No one could find Stevens.
They took refuge in a second, smaller building around 4:45 p.m. EDT. More shooting started at 5 p.m., and two additional U.S. personnel were killed. Two more were wounded. It wasn’t until 8:30 p.m. EDT that Libyan security forces helped the Americans regain control of the compound. Still, no one knew where Stevens was.
That was less than two hours before Romney’s initial 10:10 p.m. statement.
At midnight, Libyans told American officials that Stevens was dead. But they had to wait until dawn to identify him.
At 10:43 a.m. EDT Wednesday, Obama was standing in the White House’s Rose Garden, offering a tribute.
Wednesday, Sept. 12, Jacksonville, Fla.
Just minutes before Obama appeared in the Rose Garden, Romney spoke to reporters at a hastily arranged news conference at his Jacksonville campaign office, walking to the podium at about 10:15 a.m. What was supposed to be a small rally was abruptly turned into a statement of condolence for the deaths in Libya — and a doubling down on the previous night’s criticism of Obama.
Romney was pressed about whether he would have made his Tuesday night statement if he'd had complete information about the situation in Benghazi.
‘‘I'm not going to take hypotheticals about what would have been known what and so forth,’’ Romney said. ‘‘I — we responded last night to the events that happened in Egypt.’’
But his statement had referenced both countries, referring to ‘‘attacks on our diplomatic missions.’’
In Washington, Republican foreign policy veterans called Romney’s initial statement premature and rushed, with limited facts and an incomplete understanding of what was happening in Egypt and Libya. Romney’s team also was unclear about the timeline of when the Obama administration weighed in.
One Republican official advising Romney’s campaign on foreign policy and national security issues painted a picture of a Romney campaign more focused on ensuring Romney’s evening statement made it into morning news stories than on waiting for details about what had happened.
This official, who spoke on the condition of anonymity to avoid angering Romney’s campaign, said that as word of violence spread, campaign aides late Tuesday watched tweets coming out of the U.S. Embassy in Cairo that were criticizing the filmmaker rather than condemning the attackers, and saw an opportunity to criticize Obama.
It wasn’t until Wednesday morning, when the U.S. confirmed the death of the U.S. ambassador to Libya, that Romney’s team recognized the severity of the situation — and that, the night before, it had opened itself up to criticism for politicizing a diplomatic crisis.

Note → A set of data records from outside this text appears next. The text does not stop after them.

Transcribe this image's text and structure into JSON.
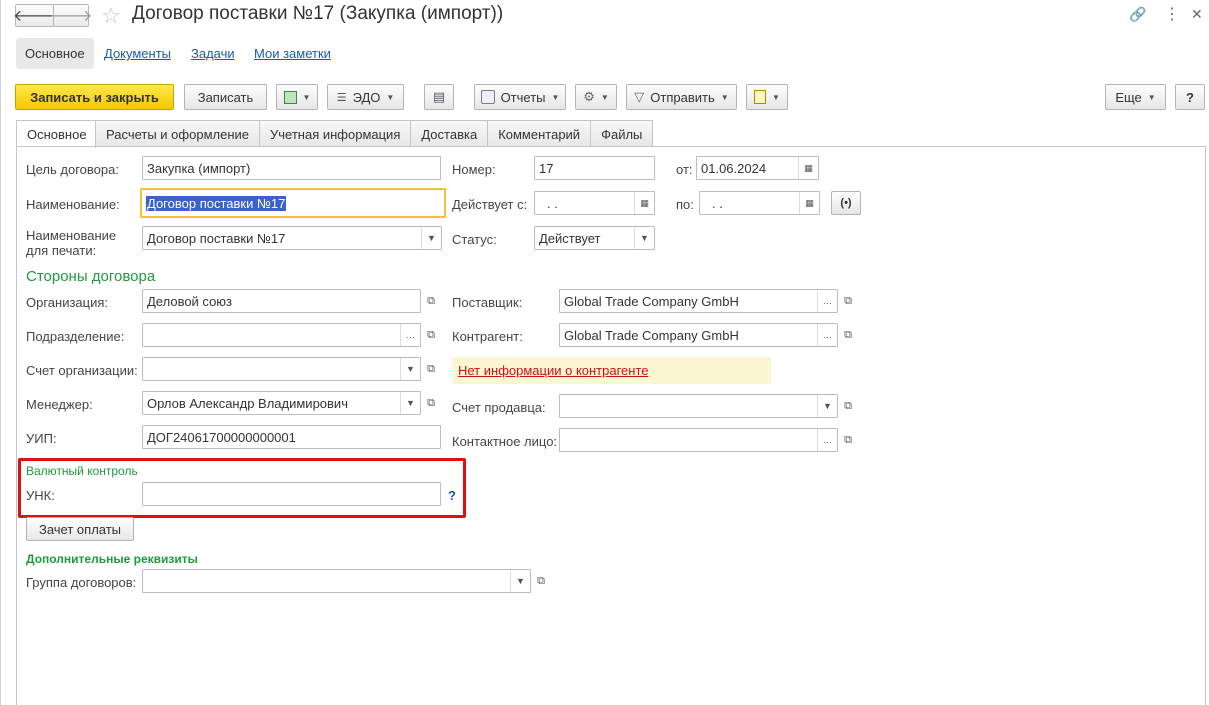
{
  "window": {
    "title": "Договор поставки №17 (Закупка (импорт))"
  },
  "sections": [
    {
      "label": "Основное"
    },
    {
      "label": "Документы"
    },
    {
      "label": "Задачи"
    },
    {
      "label": "Мои заметки"
    }
  ],
  "toolbar": {
    "save_close": "Записать и закрыть",
    "save": "Записать",
    "edo": "ЭДО",
    "reports": "Отчеты",
    "send": "Отправить",
    "more": "Еще",
    "help": "?"
  },
  "tabs": [
    {
      "label": "Основное"
    },
    {
      "label": "Расчеты и оформление"
    },
    {
      "label": "Учетная информация"
    },
    {
      "label": "Доставка"
    },
    {
      "label": "Комментарий"
    },
    {
      "label": "Файлы"
    }
  ],
  "form": {
    "purpose": {
      "label": "Цель договора:",
      "value": "Закупка (импорт)"
    },
    "number": {
      "label": "Номер:",
      "value": "17"
    },
    "date": {
      "label": "от:",
      "value": "01.06.2024"
    },
    "name": {
      "label": "Наименование:",
      "value": "Договор поставки №17"
    },
    "valid_from": {
      "label": "Действует с:",
      "value": " .  ."
    },
    "valid_to": {
      "label": "по:",
      "value": " .  ."
    },
    "print_name": {
      "label_line1": "Наименование",
      "label_line2": "для печати:",
      "value": "Договор поставки №17"
    },
    "status": {
      "label": "Статус:",
      "value": "Действует"
    },
    "parties_heading": "Стороны договора",
    "organization": {
      "label": "Организация:",
      "value": "Деловой союз"
    },
    "supplier": {
      "label": "Поставщик:",
      "value": "Global Trade Company GmbH"
    },
    "division": {
      "label": "Подразделение:",
      "value": ""
    },
    "counterparty": {
      "label": "Контрагент:",
      "value": "Global Trade Company GmbH"
    },
    "org_account": {
      "label": "Счет организации:",
      "value": ""
    },
    "no_info_link": "Нет информации о контрагенте",
    "manager": {
      "label": "Менеджер:",
      "value": "Орлов Александр Владимирович"
    },
    "seller_account": {
      "label": "Счет продавца:",
      "value": ""
    },
    "uip": {
      "label": "УИП:",
      "value": "ДОГ24061700000000001"
    },
    "contact": {
      "label": "Контактное лицо:",
      "value": ""
    },
    "currency_heading": "Валютный контроль",
    "unk": {
      "label": "УНК:",
      "value": "",
      "help": "?"
    },
    "offset_button": "Зачет оплаты",
    "extra_heading": "Дополнительные реквизиты",
    "contract_group": {
      "label": "Группа договоров:",
      "value": ""
    }
  }
}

Associated Press writers Steve Negus in Cairo and Philip Elliott and Matthew Lee in Washington contributed to this report.
EDITOR'S NOTE _ An occasional look at political claims that take shortcuts with the facts or don’t tell the full story